A unique and prestigious location
The Adelphi Mill
The Adelphi Mill is an award-winning Grade II listed former cotton mill which sits along side the Macclesfield Canal on the edge of the Peak District.
The mill has recently been updated with a multi-million pound refurbishment to provide contemporary offices within a picturesque waterside setting.
The local Bollington area
Both the Adelphi Mill, and its sister mill Clarence Mill, are located in Bollington, Cheshire, adjacent to Macclesfield canal. The canal, once used by the mills for cotton transportation, is now a popular location for narrow boating and canoeing. The mill is within walking distance of Macclesfield and Prestbury.
Many of the staff working at the mill regularly enjoy a relaxing stroll or jog along side the canal.
The mills are on the edge of the Peak District National Park, an area of outstanding natural beauty. Bollington has many fine walks, one of which is the well-known Middlewood Way, which runs from Macclesfield through to the centre of Bollington and beyond.

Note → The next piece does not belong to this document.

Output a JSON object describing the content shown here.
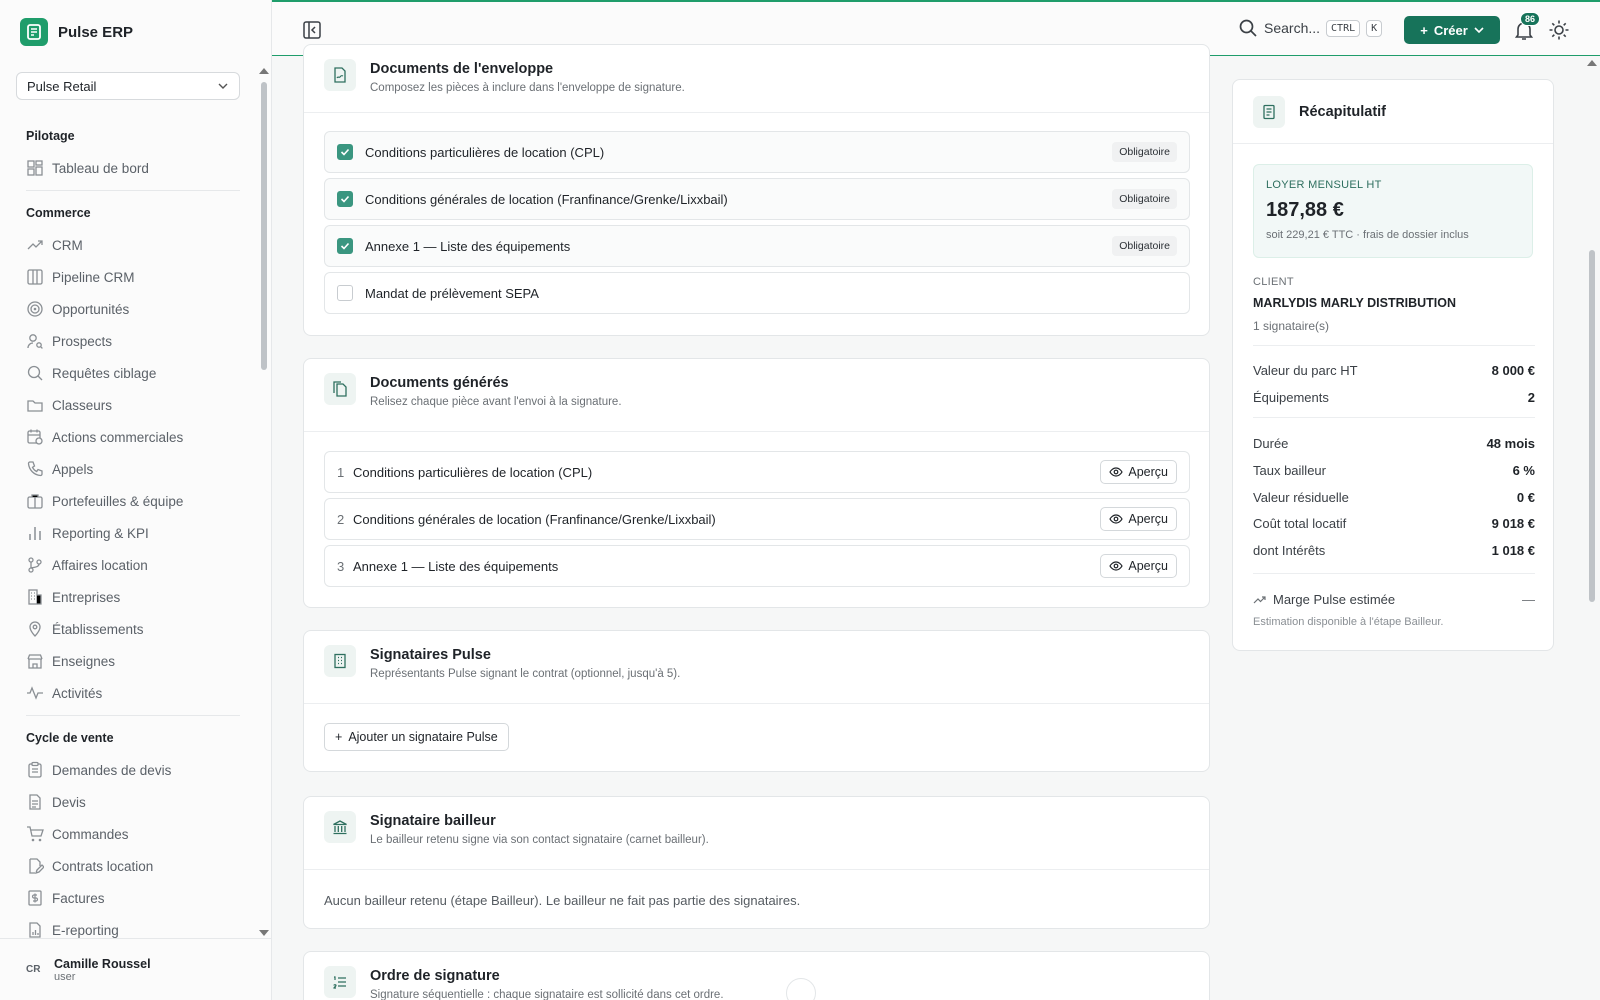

Bollington benefits from a number of fine restaurants, hotels and golf courses which cater to the growing business community. There are also numerous fitness centres and spas in the area, including a modern, fully equipped gym inside the mill itself.
Bollington has two beautiful parks, one being the Recreation Ground, which has been awarded coveted Green Flag Status for the last three years. This is the highest accolade achievable for parks, making it one of the best parks in the country.
The mills are at the heart of the community. They are not only the home of the local community radio station but they also host the annual Bollington Extravaganza. Clarence Mill hosts the annual Floating Garden Festival and also donated office space to support those who were involved with the establishment of the Bollington Discovery Centre.
The history of Adelphi Mill
The mill was constructed in 1856 by Martin Swindells, a local cotton spinner, who also owned Clarence Mill. The Adephi Mill was built for Swindells’ two sons – hence the name ‘Adelphi’, which is the Greek word for brothers.
The Adelphi Mill was built for Swindells’ two sons – hence the name ‘Adelphi’ which is the Greek word for brothers
The mill began with the spinning of cotton but was soon converted to the production of fine silk. Within three years of the mill being built, the railway came to Bollington, running virtually along side the mill. This soon led to a decline in canal transportation, but the Macclesfield Canal remained navigable and the UK’s very first narrow canal cruising club, the North Cheshire Cruising Club, was established there in 1943.
The use of the canal for leisure purposes has gone from strength to strength and it is now the most well-used and picturesque canal in the UK.
During the Second World War Adelphi Mill contributed to the war effort by converting to the production of parachutes.
At the end of the 1960s the mill was acquired by Britax and used for the production of webbing until the 1980s, when the mill was first converted to offices.